<<<<

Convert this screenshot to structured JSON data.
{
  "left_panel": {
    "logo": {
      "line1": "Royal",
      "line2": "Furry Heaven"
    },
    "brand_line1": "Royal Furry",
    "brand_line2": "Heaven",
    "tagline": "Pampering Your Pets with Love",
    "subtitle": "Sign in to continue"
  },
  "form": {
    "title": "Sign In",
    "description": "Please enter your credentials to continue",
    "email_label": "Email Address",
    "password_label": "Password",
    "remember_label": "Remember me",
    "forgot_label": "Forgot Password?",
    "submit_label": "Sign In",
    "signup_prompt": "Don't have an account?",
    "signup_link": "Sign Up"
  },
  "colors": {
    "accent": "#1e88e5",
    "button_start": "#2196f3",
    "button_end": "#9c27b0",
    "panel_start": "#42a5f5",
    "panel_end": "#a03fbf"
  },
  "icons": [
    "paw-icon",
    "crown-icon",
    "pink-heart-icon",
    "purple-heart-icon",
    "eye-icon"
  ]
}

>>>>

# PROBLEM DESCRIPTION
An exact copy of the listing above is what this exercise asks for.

# EXPECTED ANSWER
Convert this screenshot to structured JSON data.
{
  "left_panel": {
    "logo": {
      "line1": "Royal",
      "line2": "Furry Heaven"
    },
    "brand_line1": "Royal Furry",
    "brand_line2": "Heaven",
    "tagline": "Pampering Your Pets with Love",
    "subtitle": "Sign in to continue"
  },
  "form": {
    "title": "Sign In",
    "description": "Please enter your credentials to continue",
    "email_label": "Email Address",
    "password_label": "Password",
    "remember_label": "Remember me",
    "forgot_label": "Forgot Password?",
    "submit_label": "Sign In",
    "signup_prompt": "Don't have an account?",
    "signup_link": "Sign Up"
  },
  "colors": {
    "accent": "#1e88e5",
    "button_start": "#2196f3",
    "button_end": "#9c27b0",
    "panel_start": "#42a5f5",
    "panel_end": "#a03fbf"
  },
  "icons": [
    "paw-icon",
    "crown-icon",
    "pink-heart-icon",
    "purple-heart-icon",
    "eye-icon"
  ]
}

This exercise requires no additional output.